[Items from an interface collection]

Content starts

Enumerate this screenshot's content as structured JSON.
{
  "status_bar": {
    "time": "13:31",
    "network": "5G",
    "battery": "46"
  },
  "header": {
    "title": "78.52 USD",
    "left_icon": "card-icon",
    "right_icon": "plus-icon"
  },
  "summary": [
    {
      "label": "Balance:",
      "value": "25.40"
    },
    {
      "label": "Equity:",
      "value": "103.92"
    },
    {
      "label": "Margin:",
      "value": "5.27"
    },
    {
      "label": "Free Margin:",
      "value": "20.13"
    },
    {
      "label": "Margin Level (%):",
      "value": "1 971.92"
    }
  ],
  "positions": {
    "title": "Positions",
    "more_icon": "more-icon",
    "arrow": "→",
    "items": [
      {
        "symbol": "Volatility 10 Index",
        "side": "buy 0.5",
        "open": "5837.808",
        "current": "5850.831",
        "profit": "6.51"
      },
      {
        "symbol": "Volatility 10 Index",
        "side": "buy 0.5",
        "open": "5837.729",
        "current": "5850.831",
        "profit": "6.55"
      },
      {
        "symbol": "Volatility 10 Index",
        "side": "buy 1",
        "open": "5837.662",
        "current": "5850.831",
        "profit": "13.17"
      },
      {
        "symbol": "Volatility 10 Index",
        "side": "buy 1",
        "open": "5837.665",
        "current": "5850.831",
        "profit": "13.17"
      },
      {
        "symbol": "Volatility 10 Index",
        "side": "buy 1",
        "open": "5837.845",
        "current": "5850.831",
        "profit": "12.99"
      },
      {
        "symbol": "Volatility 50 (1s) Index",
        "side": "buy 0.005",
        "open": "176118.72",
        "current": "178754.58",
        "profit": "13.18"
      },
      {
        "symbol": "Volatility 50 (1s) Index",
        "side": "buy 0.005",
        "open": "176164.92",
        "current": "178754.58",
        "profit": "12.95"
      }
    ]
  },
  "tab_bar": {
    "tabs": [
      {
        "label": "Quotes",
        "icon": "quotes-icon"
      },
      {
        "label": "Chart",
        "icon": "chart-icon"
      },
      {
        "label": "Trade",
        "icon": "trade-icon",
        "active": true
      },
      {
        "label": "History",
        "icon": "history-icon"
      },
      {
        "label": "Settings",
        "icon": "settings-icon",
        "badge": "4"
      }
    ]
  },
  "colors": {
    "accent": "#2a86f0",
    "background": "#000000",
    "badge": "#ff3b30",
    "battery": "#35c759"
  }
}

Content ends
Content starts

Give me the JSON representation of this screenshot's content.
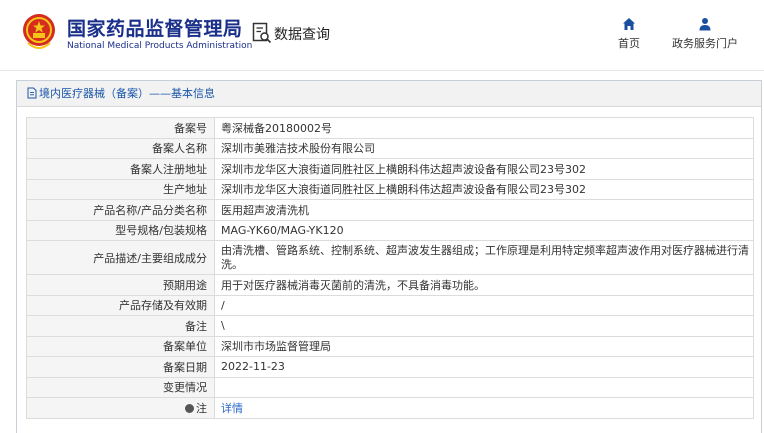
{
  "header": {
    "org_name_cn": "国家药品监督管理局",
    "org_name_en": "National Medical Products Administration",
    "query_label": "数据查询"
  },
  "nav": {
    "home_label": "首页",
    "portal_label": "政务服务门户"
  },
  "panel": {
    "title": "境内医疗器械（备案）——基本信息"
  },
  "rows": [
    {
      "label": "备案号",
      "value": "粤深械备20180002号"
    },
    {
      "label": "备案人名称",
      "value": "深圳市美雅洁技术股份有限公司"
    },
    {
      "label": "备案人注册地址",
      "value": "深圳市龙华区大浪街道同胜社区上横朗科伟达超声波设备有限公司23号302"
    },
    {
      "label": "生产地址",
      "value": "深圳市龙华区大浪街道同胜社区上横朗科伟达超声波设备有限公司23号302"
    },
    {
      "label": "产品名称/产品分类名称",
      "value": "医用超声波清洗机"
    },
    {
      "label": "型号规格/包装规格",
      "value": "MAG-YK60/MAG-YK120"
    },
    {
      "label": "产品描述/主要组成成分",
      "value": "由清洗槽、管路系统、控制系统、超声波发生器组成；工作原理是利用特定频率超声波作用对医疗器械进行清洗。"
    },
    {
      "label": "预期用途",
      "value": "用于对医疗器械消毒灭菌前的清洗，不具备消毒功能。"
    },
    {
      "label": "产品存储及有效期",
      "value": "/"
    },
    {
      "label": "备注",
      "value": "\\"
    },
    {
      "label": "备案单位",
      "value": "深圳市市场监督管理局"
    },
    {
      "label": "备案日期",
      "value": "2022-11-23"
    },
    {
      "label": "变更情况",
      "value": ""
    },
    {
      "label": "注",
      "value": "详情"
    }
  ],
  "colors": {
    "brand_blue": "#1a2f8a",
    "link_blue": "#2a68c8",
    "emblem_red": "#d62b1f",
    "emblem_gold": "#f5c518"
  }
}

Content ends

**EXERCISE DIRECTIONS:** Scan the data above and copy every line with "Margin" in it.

**WRITTEN SOLUTION:**
      "label": "Margin:",
      "label": "Free Margin:",
      "label": "Margin Level (%):",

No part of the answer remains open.